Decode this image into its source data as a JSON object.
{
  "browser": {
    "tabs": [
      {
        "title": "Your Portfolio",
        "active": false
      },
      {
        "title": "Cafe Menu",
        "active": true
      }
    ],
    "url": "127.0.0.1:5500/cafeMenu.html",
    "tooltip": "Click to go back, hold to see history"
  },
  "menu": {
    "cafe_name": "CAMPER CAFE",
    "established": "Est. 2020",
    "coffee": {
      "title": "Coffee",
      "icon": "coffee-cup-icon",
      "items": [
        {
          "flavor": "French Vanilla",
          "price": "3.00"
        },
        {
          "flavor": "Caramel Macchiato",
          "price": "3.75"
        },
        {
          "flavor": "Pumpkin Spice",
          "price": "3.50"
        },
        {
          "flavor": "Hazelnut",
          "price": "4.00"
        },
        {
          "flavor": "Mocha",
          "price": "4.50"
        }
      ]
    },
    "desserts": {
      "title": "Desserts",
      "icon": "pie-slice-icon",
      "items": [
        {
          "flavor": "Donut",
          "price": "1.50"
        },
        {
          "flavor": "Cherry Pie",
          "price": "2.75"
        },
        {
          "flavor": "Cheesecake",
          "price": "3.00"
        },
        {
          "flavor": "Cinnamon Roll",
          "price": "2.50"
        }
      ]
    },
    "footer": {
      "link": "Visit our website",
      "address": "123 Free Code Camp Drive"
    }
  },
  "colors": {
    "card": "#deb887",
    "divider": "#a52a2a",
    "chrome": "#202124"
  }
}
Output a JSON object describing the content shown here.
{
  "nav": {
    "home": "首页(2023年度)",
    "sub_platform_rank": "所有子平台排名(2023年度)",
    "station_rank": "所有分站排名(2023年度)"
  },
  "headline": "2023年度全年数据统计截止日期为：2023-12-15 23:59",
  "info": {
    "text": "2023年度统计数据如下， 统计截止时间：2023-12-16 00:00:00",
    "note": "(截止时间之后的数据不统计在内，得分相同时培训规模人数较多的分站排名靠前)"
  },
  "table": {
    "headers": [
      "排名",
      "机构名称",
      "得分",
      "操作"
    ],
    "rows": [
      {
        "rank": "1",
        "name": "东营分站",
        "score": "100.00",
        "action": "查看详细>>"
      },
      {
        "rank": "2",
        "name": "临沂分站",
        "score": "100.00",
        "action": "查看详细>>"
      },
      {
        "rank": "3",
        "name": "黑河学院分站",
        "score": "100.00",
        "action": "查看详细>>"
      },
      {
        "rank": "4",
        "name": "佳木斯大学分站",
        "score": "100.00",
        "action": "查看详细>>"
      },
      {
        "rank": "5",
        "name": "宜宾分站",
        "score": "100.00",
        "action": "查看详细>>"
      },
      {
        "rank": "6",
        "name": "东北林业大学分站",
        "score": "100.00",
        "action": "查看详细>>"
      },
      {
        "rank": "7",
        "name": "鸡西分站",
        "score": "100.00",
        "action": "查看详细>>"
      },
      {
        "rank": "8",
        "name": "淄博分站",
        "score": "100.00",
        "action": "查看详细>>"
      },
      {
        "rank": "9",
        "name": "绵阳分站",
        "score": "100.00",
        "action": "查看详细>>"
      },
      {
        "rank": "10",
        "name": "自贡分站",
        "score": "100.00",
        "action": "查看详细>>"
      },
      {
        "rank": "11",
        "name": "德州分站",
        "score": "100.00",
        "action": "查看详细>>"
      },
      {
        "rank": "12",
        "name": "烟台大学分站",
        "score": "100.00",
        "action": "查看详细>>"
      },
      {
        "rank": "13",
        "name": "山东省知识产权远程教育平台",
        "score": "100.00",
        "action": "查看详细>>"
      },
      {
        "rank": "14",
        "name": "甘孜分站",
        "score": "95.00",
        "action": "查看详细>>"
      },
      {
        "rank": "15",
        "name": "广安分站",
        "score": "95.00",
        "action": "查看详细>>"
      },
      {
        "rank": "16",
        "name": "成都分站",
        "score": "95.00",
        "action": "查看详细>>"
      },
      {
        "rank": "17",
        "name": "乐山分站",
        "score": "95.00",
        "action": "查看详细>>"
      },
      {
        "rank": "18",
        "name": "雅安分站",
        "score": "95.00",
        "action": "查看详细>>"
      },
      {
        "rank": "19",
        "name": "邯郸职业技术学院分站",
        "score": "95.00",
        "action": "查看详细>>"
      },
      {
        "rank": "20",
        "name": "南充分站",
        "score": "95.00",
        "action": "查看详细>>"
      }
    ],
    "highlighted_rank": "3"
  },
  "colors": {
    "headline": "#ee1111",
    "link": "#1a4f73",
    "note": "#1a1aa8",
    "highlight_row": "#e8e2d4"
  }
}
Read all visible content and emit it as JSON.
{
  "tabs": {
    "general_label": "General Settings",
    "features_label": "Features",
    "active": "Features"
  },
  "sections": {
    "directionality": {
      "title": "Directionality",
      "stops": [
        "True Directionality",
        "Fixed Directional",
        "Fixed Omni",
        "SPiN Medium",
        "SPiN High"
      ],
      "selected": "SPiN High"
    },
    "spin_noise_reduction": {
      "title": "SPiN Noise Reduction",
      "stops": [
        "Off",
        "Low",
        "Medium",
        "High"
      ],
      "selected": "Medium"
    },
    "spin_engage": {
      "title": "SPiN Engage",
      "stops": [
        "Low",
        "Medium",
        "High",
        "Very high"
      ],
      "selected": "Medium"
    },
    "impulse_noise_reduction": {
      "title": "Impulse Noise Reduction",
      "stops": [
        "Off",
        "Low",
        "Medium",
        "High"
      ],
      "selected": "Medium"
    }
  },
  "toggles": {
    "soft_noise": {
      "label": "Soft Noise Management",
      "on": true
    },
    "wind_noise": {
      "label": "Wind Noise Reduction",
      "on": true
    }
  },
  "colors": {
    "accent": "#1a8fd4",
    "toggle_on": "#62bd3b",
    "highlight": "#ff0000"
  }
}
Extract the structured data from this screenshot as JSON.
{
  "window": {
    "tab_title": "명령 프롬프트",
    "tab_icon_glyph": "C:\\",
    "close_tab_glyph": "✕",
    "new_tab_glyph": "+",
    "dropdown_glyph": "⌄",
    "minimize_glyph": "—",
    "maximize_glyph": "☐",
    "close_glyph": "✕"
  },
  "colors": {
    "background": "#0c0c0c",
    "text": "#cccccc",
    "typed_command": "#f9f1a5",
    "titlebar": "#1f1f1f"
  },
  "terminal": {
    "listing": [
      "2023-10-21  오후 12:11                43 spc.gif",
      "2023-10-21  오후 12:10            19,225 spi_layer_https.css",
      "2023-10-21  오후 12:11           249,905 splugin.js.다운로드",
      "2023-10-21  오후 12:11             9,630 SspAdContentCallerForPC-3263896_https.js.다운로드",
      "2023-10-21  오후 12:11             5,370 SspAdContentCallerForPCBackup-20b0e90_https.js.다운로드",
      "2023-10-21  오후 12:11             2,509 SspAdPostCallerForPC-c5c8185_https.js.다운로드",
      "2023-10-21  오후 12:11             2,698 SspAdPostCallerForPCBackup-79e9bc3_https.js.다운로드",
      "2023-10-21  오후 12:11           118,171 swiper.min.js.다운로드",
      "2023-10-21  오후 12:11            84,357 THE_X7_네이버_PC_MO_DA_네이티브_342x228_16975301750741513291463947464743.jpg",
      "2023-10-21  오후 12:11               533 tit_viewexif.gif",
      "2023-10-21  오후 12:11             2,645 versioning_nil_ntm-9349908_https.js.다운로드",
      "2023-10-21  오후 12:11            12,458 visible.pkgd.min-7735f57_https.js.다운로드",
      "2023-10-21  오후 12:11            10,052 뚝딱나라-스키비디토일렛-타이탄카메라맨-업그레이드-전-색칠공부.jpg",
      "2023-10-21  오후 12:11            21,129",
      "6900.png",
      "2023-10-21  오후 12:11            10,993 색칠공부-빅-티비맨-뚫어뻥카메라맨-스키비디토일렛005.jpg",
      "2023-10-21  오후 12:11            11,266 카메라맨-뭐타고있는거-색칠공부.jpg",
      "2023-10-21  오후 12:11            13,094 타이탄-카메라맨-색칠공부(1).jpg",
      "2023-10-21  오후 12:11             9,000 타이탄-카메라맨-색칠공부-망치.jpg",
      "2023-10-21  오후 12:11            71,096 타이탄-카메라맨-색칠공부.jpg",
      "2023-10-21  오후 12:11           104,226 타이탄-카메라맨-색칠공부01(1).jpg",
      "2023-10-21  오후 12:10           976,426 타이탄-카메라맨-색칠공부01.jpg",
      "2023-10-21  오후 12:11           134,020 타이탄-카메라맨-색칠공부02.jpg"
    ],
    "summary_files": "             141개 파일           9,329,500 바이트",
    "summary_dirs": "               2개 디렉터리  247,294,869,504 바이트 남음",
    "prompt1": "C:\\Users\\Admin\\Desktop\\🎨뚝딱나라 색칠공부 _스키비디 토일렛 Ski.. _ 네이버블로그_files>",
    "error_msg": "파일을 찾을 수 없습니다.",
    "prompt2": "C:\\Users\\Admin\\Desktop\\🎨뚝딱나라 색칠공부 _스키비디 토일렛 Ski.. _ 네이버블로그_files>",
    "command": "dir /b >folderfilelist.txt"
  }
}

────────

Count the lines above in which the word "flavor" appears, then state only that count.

§ **Exercise response**
9